Lack of Intent
Vandalism is an intentional crime; thus, you may succeed with your defense if you can prove that you did not intend to commit the crime. Consider a case in which your tree-trimming endeavors ends up breaking a neighbor's window. If the neighbor has accused you of vandalizing their home, you can use the lack of intent defense if you can prove that your intention was to trim your trees and not to damage the neighbor's property.
This means accidental damage also doesn't count as vandalism. For example, if you were backing out of the driveway and accidentally crashed into a parked car, your actions wouldn't count as vandalism. You would be civilly liable for the damages, yes, but not guilty of a crime.
Vandalism can only occur without the owner's permission. Therefore, you have not committed vandalism if the owner of the damaged or defaced property gave you permission to commit the alleged act. Consider a case in which a friend requests you to fix a dent on their car. If the neighbor is not satisfied with the result and accuses you of vandalism, you can use the consent defense to escape the charges.
Mistake of Ownership
Vandalism only applies if you deface or damage another person's property. For example, spray painting a neighbor's fence would be vandalism, while spray painting your fence is not vandalism. Thus, a mistake of ownership may help you deal with the charges. Say you bought a home and genuinely believed that the fence separating you from the nearby empty lot is yours. If you paint the fence and the owner accuses you of vandalism, you may use a mistake of ownership as a defense.
Accusations of vandalism usually arise during protests or demonstrations. For example, you may be involved in a peaceful protest against a proposed local law when a few people in the crowd decide to egg the police or spray paint some properties. During the commotion, it is easy for the police to arrest the wrong people for the crime. You can use mistaken identity, if you can prove you didn't commit the actions, in such cases.
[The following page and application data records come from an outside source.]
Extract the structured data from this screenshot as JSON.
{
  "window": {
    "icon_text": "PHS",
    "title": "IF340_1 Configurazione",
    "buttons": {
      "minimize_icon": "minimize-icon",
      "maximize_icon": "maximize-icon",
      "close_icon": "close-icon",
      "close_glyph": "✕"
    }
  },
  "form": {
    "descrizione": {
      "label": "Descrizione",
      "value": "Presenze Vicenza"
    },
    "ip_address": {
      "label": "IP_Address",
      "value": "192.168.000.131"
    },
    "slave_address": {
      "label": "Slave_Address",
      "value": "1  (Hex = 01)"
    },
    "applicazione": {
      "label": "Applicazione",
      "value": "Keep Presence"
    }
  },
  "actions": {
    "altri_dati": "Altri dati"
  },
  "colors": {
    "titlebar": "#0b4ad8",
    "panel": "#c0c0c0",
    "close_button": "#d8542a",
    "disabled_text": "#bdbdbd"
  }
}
For more information, contact a criminal defense attorney in your area.Share